They then used ICD-9 codes to identify patients with both anaphylactic shock and venom-specific diagnoses and created something called the Index Event, which was the stinging event that brought the patient to the ER. Afterwards, they used statistical software to analyze demographic and medical data one year prior to the index event, the index event itself, and 1 year after the index event, to create a story for these patients of what occurred before, during, and after the event.
Of the 43 million patients in the database, they identified 954 who had a stinging insect anaphylaxis. Prior to the index event, only 6% had asthma and 7% had allergic rhinitis. 3% had at least 1 allergist visit in the preceding year, suggesting a low prevalence of atopy in this population. Interestingly, only 1 patient had a comorbid diagnosis of mastocytosis, although the study was unable to capture whether additional patients were diagnosed with mastocytosis after the index event.
During the event in the ED, cardiorespiratory failure occurred in 7% of patients. Only 6% of patients were treated with epinephrine. Moreover, over 85% were treated and discharged from the ED. The remaining 15% were hospitalized, with a median length of stay of 1 day, with half of the hospitalized patients spending some time in the ICU. Importantly, no deaths occurred from stinging insect anaphylaxis. However, half of repeat ER visits occurred within 1 day, suggesting incomplete resolution of symptoms or a relapse from a biphasic reaction.
Post-discharge is where the results get interesting.
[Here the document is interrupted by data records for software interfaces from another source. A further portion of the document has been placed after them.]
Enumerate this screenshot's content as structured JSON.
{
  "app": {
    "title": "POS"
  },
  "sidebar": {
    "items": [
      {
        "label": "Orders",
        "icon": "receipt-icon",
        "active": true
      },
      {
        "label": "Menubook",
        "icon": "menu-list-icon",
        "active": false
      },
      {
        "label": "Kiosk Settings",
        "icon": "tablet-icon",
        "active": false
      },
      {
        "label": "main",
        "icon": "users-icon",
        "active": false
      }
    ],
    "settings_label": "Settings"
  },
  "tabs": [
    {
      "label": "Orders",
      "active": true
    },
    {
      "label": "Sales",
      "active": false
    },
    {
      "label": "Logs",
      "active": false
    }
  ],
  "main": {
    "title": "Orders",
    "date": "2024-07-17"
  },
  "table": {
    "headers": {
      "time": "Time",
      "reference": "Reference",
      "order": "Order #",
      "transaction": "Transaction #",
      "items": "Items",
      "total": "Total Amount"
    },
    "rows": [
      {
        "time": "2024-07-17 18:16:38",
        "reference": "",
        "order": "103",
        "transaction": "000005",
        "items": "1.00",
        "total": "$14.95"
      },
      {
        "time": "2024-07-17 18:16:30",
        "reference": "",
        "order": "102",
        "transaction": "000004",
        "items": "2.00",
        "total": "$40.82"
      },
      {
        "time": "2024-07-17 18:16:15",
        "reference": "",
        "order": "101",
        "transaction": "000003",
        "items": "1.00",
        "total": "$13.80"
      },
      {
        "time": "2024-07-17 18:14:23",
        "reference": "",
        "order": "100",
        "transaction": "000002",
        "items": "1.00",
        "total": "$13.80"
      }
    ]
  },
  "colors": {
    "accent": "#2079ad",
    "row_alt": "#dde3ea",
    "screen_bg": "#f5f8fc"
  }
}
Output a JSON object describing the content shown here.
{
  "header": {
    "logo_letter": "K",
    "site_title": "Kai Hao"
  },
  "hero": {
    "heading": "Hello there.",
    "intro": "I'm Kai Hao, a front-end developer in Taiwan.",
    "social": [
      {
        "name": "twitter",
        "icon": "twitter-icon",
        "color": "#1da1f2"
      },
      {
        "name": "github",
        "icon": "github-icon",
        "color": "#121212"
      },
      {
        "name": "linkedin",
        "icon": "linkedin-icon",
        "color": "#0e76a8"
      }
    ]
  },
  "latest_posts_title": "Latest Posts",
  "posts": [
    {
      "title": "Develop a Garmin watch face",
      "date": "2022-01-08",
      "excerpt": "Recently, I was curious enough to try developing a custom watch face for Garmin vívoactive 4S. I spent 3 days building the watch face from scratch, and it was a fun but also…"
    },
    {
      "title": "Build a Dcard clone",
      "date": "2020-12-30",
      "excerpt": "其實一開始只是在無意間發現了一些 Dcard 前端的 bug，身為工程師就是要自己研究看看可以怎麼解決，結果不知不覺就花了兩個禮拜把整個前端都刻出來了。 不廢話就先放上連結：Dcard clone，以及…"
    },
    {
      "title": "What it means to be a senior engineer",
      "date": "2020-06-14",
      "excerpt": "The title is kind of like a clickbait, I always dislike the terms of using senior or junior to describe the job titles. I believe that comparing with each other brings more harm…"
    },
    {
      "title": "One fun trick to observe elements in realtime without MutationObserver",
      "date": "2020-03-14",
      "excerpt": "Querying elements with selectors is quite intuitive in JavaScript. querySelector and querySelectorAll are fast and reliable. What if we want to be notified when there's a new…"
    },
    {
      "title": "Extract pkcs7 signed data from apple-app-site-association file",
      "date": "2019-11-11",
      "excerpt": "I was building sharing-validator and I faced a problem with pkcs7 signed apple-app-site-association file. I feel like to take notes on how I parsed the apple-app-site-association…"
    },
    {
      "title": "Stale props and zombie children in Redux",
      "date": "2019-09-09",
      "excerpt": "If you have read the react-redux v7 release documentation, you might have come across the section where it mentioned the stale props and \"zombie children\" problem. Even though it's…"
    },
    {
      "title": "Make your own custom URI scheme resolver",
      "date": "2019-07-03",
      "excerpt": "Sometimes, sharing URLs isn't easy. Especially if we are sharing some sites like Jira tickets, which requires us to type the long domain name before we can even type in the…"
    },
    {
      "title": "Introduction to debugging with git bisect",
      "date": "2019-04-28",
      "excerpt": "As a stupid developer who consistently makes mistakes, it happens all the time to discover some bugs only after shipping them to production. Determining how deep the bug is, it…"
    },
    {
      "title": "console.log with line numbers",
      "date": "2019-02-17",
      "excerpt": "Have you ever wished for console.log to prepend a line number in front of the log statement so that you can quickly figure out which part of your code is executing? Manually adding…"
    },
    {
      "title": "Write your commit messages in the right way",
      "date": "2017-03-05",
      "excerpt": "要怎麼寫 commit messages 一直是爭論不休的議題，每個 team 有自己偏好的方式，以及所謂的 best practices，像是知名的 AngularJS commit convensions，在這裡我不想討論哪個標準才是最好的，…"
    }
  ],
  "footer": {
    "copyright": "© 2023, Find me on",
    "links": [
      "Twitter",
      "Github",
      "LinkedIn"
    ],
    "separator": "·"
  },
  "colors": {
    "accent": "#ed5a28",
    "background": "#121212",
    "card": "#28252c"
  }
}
Within 1 year after discharge, 69% of patients with stinging insect anaphylaxis filled at least one epipen autoinjector. That left close to 1/3 of patients without an EpiPen in this population. Even more galling (and I may be biased), but only 14% of patients with stinging insect anaphylaxis visited an allergist in the one year after the index event. For children, the rate was higher at 20%. The reason this is abominable is because many of these patients are candidates for venom immunotherapy, which is a life-saving intervention.
Dr. Feng is a content contributor to Knowmedge. You can see all his other posts on Knowmedge here, including his highly popular posts about Prepping for the ABIM Internal Medicine Board Exam.